As with anything there are exceptions. The major exception happens when a technology is created and used entirely internally to an organization. Many of the internal tools used at Google are clean examples of entirely internally created, manufactured, and used tools. Additionally there is open pen source software. Firms can create technology barter deals. At-home manufacturing completely breaks the model, although arguably that would just be a trend towards a less monetized economy.
It’s a common perception that the military creates internal technology similar to Google and sits outside the market as an unmoved mover of technology. The US government’s version of internal technology creation is less clean than Google’s. The government owns R&D labs in order to create the technology that it specifically needs. However, to my knowledge, the government still contracts out manufacturing to external firms as opposed to owning the manufacturing plant and giving it a budget. However, many of these contracting firms only work for the US government (as opposed to the big primes) so they may be part of the government for all intents and purposes. Organizations can get incomes via Contracts, budgets, or products. So even military technology is purchased eventually. The firms that sell to the military need to pay their bills so the costs do matter (though cost-plus contracting distorts this) and if the military paid less than the cost of the goods the firms would go out of business. And while the US military spends hundreds of billions of dollars a year ($934B in 2019), it does not have infinite money. So while they are weaker, I’d argue that the forces of market discipline do act on military technology - if it becomes cheaper for the same quality it will be used more.

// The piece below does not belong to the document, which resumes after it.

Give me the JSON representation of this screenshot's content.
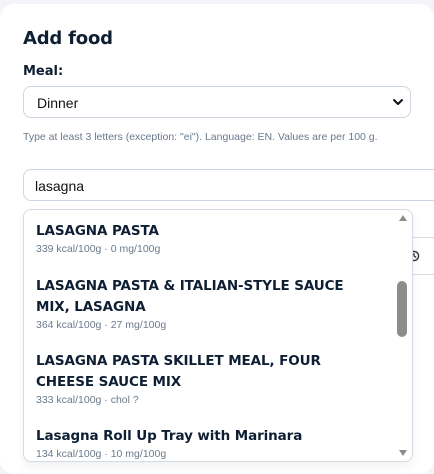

If this view is correct, it means that in a monetized economy, commercialization is an essential step on a technology’s path to adoption. There is an implicit feeling among some technologists^1 that commercialization is a lesser activity for people just out to make money. Instead, it should be seen as a critical part of Phenomena-based cycles.
^1: My past self included, which is one of the reasons for this note.